* **WHAT IS REQUIRED**: Return each of the entries below precisely, with no pictures in the result.

* **SOURCE MATERIAL**:
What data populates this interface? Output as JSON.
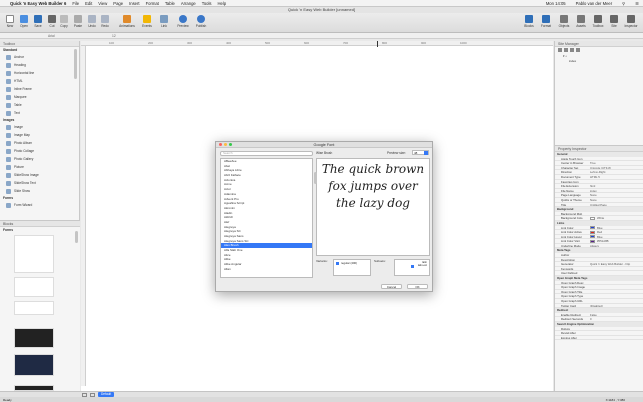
{
  "menubar": {
    "app_name": "Quick 'n Easy Web Builder 6",
    "items": [
      "File",
      "Edit",
      "View",
      "Page",
      "Insert",
      "Format",
      "Table",
      "Arrange",
      "Tools",
      "Help"
    ],
    "clock": "Mon 14:05",
    "user": "Pablo van der Meer"
  },
  "window": {
    "title": "Quick 'n Easy Web Builder [unnamed]"
  },
  "toolbar": {
    "left": [
      "New",
      "Open",
      "Save",
      "Cut",
      "Copy",
      "Paste",
      "Undo",
      "Redo",
      "Animations",
      "Events",
      "Link",
      "Preview",
      "Publish"
    ],
    "right": [
      "Blocks",
      "Format",
      "Objects",
      "Assets",
      "Toolbox",
      "Site",
      "Inspector"
    ]
  },
  "formatbar": {
    "font": "Arial",
    "size": "12"
  },
  "toolbox": {
    "header": "Toolbox",
    "groups": [
      {
        "name": "Standard",
        "items": [
          "Anchor",
          "Heading",
          "Horizontal line",
          "HTML",
          "Inline Frame",
          "Marquee",
          "Table",
          "Text"
        ]
      },
      {
        "name": "Images",
        "items": [
          "Image",
          "Image Map",
          "Photo Album",
          "Photo Collage",
          "Photo Gallery",
          "Picture",
          "SlideShow Image",
          "SlideShow Text",
          "Slide Show"
        ]
      },
      {
        "name": "Forms",
        "items": [
          "Form Wizard"
        ]
      }
    ]
  },
  "blocks": {
    "header": "Blocks",
    "group": "Forms"
  },
  "ruler": [
    "100",
    "200",
    "300",
    "400",
    "500",
    "600",
    "700",
    "800",
    "900",
    "1000"
  ],
  "site_manager": {
    "header": "Site Manager",
    "pages": [
      "index"
    ]
  },
  "inspector": {
    "header": "Property Inspector",
    "rows": [
      {
        "cat": "General"
      },
      {
        "k": "Apple Touch Icon",
        "v": ""
      },
      {
        "k": "Center in Browser",
        "v": "True"
      },
      {
        "k": "Character Set",
        "v": "Unicode (UTF-8)"
      },
      {
        "k": "Direction",
        "v": "Left-to-Right"
      },
      {
        "k": "Document Type",
        "v": "HTML 5"
      },
      {
        "k": "Favorites Icon",
        "v": ""
      },
      {
        "k": "File Extension",
        "v": "html"
      },
      {
        "k": "File Name",
        "v": "index"
      },
      {
        "k": "Page Language",
        "v": "None"
      },
      {
        "k": "Quirks or Theme",
        "v": "None"
      },
      {
        "k": "Title",
        "v": "Untitled Page"
      },
      {
        "cat": "Background"
      },
      {
        "k": "Background Mob",
        "v": ""
      },
      {
        "k": "Background Colo",
        "v": "White",
        "swatch": "#ffffff"
      },
      {
        "cat": "Links"
      },
      {
        "k": "Link Color",
        "v": "Blue",
        "swatch": "#1f3fd6"
      },
      {
        "k": "Link Color Active",
        "v": "Red",
        "swatch": "#e0241b"
      },
      {
        "k": "Link Color Hover",
        "v": "Blue",
        "swatch": "#1f3fd6"
      },
      {
        "k": "Link Color Visit",
        "v": "#551A8B",
        "swatch": "#551a8b"
      },
      {
        "k": "Underline Mode",
        "v": "Always"
      },
      {
        "cat": "Meta Tags"
      },
      {
        "k": "Author",
        "v": ""
      },
      {
        "k": "Description",
        "v": ""
      },
      {
        "k": "Generator",
        "v": "Quick 'n Easy Web Builder - http"
      },
      {
        "k": "Keywords",
        "v": ""
      },
      {
        "k": "User Defined",
        "v": ""
      },
      {
        "cat": "Open Graph Meta Tags"
      },
      {
        "k": "Open Graph Desc",
        "v": ""
      },
      {
        "k": "Open Graph Image",
        "v": ""
      },
      {
        "k": "Open Graph Title",
        "v": ""
      },
      {
        "k": "Open Graph Type",
        "v": ""
      },
      {
        "k": "Open Graph URL",
        "v": ""
      },
      {
        "k": "Twitter Card",
        "v": "(Disabled)"
      },
      {
        "cat": "Redirect"
      },
      {
        "k": "Enable Redirect",
        "v": "False"
      },
      {
        "k": "Redirect Seconds",
        "v": "0"
      },
      {
        "cat": "Search Engine Optimization"
      },
      {
        "k": "Robots",
        "v": ""
      },
      {
        "k": "Revisit After",
        "v": ""
      },
      {
        "k": "Expires After",
        "v": ""
      }
    ]
  },
  "bottombar": {
    "layer": "Default"
  },
  "statusbar": {
    "left": "Ready",
    "right": "X:1184 , Y:380"
  },
  "dialog": {
    "title": "Google Font",
    "search_placeholder": "Search",
    "preview_label": "Wise Brush",
    "preview_size_label": "Preview size:",
    "preview_size": "48",
    "preview_text": "The quick brown fox jumps over the lazy dog",
    "variants_label": "Variants:",
    "variant": "regular (400)",
    "subsets_label": "Subsets:",
    "subsets": [
      "latin",
      "latin-ext"
    ],
    "cancel": "Cancel",
    "ok": "OK",
    "fonts": [
      "ABeeZee",
      "Abel",
      "Abhaya Libre",
      "Abril Fatface",
      "Aclonica",
      "Acme",
      "Actor",
      "Adamina",
      "Advent Pro",
      "Aguafina Script",
      "Akronim",
      "Aladin",
      "Aldrich",
      "Alef",
      "Alegreya",
      "Alegreya SC",
      "Alegreya Sans",
      "Alegreya Sans SC",
      "Alex Brush",
      "Alfa Slab One",
      "Alice",
      "Alike",
      "Alike Angular",
      "Allan"
    ],
    "selected_index": 18
  }
}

* **SOLUTION**:
What data populates this interface? Output as JSON.
{
  "menubar": {
    "app_name": "Quick 'n Easy Web Builder 6",
    "items": [
      "File",
      "Edit",
      "View",
      "Page",
      "Insert",
      "Format",
      "Table",
      "Arrange",
      "Tools",
      "Help"
    ],
    "clock": "Mon 14:05",
    "user": "Pablo van der Meer"
  },
  "window": {
    "title": "Quick 'n Easy Web Builder [unnamed]"
  },
  "toolbar": {
    "left": [
      "New",
      "Open",
      "Save",
      "Cut",
      "Copy",
      "Paste",
      "Undo",
      "Redo",
      "Animations",
      "Events",
      "Link",
      "Preview",
      "Publish"
    ],
    "right": [
      "Blocks",
      "Format",
      "Objects",
      "Assets",
      "Toolbox",
      "Site",
      "Inspector"
    ]
  },
  "formatbar": {
    "font": "Arial",
    "size": "12"
  },
  "toolbox": {
    "header": "Toolbox",
    "groups": [
      {
        "name": "Standard",
        "items": [
          "Anchor",
          "Heading",
          "Horizontal line",
          "HTML",
          "Inline Frame",
          "Marquee",
          "Table",
          "Text"
        ]
      },
      {
        "name": "Images",
        "items": [
          "Image",
          "Image Map",
          "Photo Album",
          "Photo Collage",
          "Photo Gallery",
          "Picture",
          "SlideShow Image",
          "SlideShow Text",
          "Slide Show"
        ]
      },
      {
        "name": "Forms",
        "items": [
          "Form Wizard"
        ]
      }
    ]
  },
  "blocks": {
    "header": "Blocks",
    "group": "Forms"
  },
  "ruler": [
    "100",
    "200",
    "300",
    "400",
    "500",
    "600",
    "700",
    "800",
    "900",
    "1000"
  ],
  "site_manager": {
    "header": "Site Manager",
    "pages": [
      "index"
    ]
  },
  "inspector": {
    "header": "Property Inspector",
    "rows": [
      {
        "cat": "General"
      },
      {
        "k": "Apple Touch Icon",
        "v": ""
      },
      {
        "k": "Center in Browser",
        "v": "True"
      },
      {
        "k": "Character Set",
        "v": "Unicode (UTF-8)"
      },
      {
        "k": "Direction",
        "v": "Left-to-Right"
      },
      {
        "k": "Document Type",
        "v": "HTML 5"
      },
      {
        "k": "Favorites Icon",
        "v": ""
      },
      {
        "k": "File Extension",
        "v": "html"
      },
      {
        "k": "File Name",
        "v": "index"
      },
      {
        "k": "Page Language",
        "v": "None"
      },
      {
        "k": "Quirks or Theme",
        "v": "None"
      },
      {
        "k": "Title",
        "v": "Untitled Page"
      },
      {
        "cat": "Background"
      },
      {
        "k": "Background Mob",
        "v": ""
      },
      {
        "k": "Background Colo",
        "v": "White",
        "swatch": "#ffffff"
      },
      {
        "cat": "Links"
      },
      {
        "k": "Link Color",
        "v": "Blue",
        "swatch": "#1f3fd6"
      },
      {
        "k": "Link Color Active",
        "v": "Red",
        "swatch": "#e0241b"
      },
      {
        "k": "Link Color Hover",
        "v": "Blue",
        "swatch": "#1f3fd6"
      },
      {
        "k": "Link Color Visit",
        "v": "#551A8B",
        "swatch": "#551a8b"
      },
      {
        "k": "Underline Mode",
        "v": "Always"
      },
      {
        "cat": "Meta Tags"
      },
      {
        "k": "Author",
        "v": ""
      },
      {
        "k": "Description",
        "v": ""
      },
      {
        "k": "Generator",
        "v": "Quick 'n Easy Web Builder - http"
      },
      {
        "k": "Keywords",
        "v": ""
      },
      {
        "k": "User Defined",
        "v": ""
      },
      {
        "cat": "Open Graph Meta Tags"
      },
      {
        "k": "Open Graph Desc",
        "v": ""
      },
      {
        "k": "Open Graph Image",
        "v": ""
      },
      {
        "k": "Open Graph Title",
        "v": ""
      },
      {
        "k": "Open Graph Type",
        "v": ""
      },
      {
        "k": "Open Graph URL",
        "v": ""
      },
      {
        "k": "Twitter Card",
        "v": "(Disabled)"
      },
      {
        "cat": "Redirect"
      },
      {
        "k": "Enable Redirect",
        "v": "False"
      },
      {
        "k": "Redirect Seconds",
        "v": "0"
      },
      {
        "cat": "Search Engine Optimization"
      },
      {
        "k": "Robots",
        "v": ""
      },
      {
        "k": "Revisit After",
        "v": ""
      },
      {
        "k": "Expires After",
        "v": ""
      }
    ]
  },
  "bottombar": {
    "layer": "Default"
  },
  "statusbar": {
    "left": "Ready",
    "right": "X:1184 , Y:380"
  },
  "dialog": {
    "title": "Google Font",
    "search_placeholder": "Search",
    "preview_label": "Wise Brush",
    "preview_size_label": "Preview size:",
    "preview_size": "48",
    "preview_text": "The quick brown fox jumps over the lazy dog",
    "variants_label": "Variants:",
    "variant": "regular (400)",
    "subsets_label": "Subsets:",
    "subsets": [
      "latin",
      "latin-ext"
    ],
    "cancel": "Cancel",
    "ok": "OK",
    "fonts": [
      "ABeeZee",
      "Abel",
      "Abhaya Libre",
      "Abril Fatface",
      "Aclonica",
      "Acme",
      "Actor",
      "Adamina",
      "Advent Pro",
      "Aguafina Script",
      "Akronim",
      "Aladin",
      "Aldrich",
      "Alef",
      "Alegreya",
      "Alegreya SC",
      "Alegreya Sans",
      "Alegreya Sans SC",
      "Alex Brush",
      "Alfa Slab One",
      "Alice",
      "Alike",
      "Alike Angular",
      "Allan"
    ],
    "selected_index": 18
  }
}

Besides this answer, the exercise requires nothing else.